### Exercise goal
Line by line, repeat all the material exactly as it appears.
[[ Study material, beginning ]]
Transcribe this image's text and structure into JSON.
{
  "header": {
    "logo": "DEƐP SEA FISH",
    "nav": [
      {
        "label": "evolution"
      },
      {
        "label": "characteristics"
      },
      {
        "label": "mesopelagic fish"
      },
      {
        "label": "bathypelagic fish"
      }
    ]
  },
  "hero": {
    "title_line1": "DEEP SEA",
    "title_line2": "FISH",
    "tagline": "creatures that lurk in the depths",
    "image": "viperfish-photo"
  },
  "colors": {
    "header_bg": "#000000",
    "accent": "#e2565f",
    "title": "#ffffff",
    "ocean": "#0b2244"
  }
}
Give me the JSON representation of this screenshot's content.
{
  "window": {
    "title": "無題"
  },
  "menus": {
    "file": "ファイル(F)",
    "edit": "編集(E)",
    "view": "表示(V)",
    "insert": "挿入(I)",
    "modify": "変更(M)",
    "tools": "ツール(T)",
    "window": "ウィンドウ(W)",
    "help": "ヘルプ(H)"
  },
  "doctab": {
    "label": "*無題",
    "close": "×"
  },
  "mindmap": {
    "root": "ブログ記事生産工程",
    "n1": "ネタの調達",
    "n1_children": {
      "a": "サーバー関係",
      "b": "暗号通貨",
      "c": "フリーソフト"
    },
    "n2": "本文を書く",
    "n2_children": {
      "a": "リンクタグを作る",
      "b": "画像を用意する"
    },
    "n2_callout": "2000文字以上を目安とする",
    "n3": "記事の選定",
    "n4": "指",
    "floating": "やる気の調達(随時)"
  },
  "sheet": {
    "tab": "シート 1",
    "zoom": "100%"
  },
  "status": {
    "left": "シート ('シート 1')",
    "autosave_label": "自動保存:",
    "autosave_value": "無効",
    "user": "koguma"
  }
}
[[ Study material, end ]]
### The answer
Transcribe this image's text and structure into JSON.
{
  "header": {
    "logo": "DEƐP SEA FISH",
    "nav": [
      {
        "label": "evolution"
      },
      {
        "label": "characteristics"
      },
      {
        "label": "mesopelagic fish"
      },
      {
        "label": "bathypelagic fish"
      }
    ]
  },
  "hero": {
    "title_line1": "DEEP SEA",
    "title_line2": "FISH",
    "tagline": "creatures that lurk in the depths",
    "image": "viperfish-photo"
  },
  "colors": {
    "header_bg": "#000000",
    "accent": "#e2565f",
    "title": "#ffffff",
    "ocean": "#0b2244"
  }
}
Give me the JSON representation of this screenshot's content.
{
  "window": {
    "title": "無題"
  },
  "menus": {
    "file": "ファイル(F)",
    "edit": "編集(E)",
    "view": "表示(V)",
    "insert": "挿入(I)",
    "modify": "変更(M)",
    "tools": "ツール(T)",
    "window": "ウィンドウ(W)",
    "help": "ヘルプ(H)"
  },
  "doctab": {
    "label": "*無題",
    "close": "×"
  },
  "mindmap": {
    "root": "ブログ記事生産工程",
    "n1": "ネタの調達",
    "n1_children": {
      "a": "サーバー関係",
      "b": "暗号通貨",
      "c": "フリーソフト"
    },
    "n2": "本文を書く",
    "n2_children": {
      "a": "リンクタグを作る",
      "b": "画像を用意する"
    },
    "n2_callout": "2000文字以上を目安とする",
    "n3": "記事の選定",
    "n4": "指",
    "floating": "やる気の調達(随時)"
  },
  "sheet": {
    "tab": "シート 1",
    "zoom": "100%"
  },
  "status": {
    "left": "シート ('シート 1')",
    "autosave_label": "自動保存:",
    "autosave_value": "無効",
    "user": "koguma"
  }
}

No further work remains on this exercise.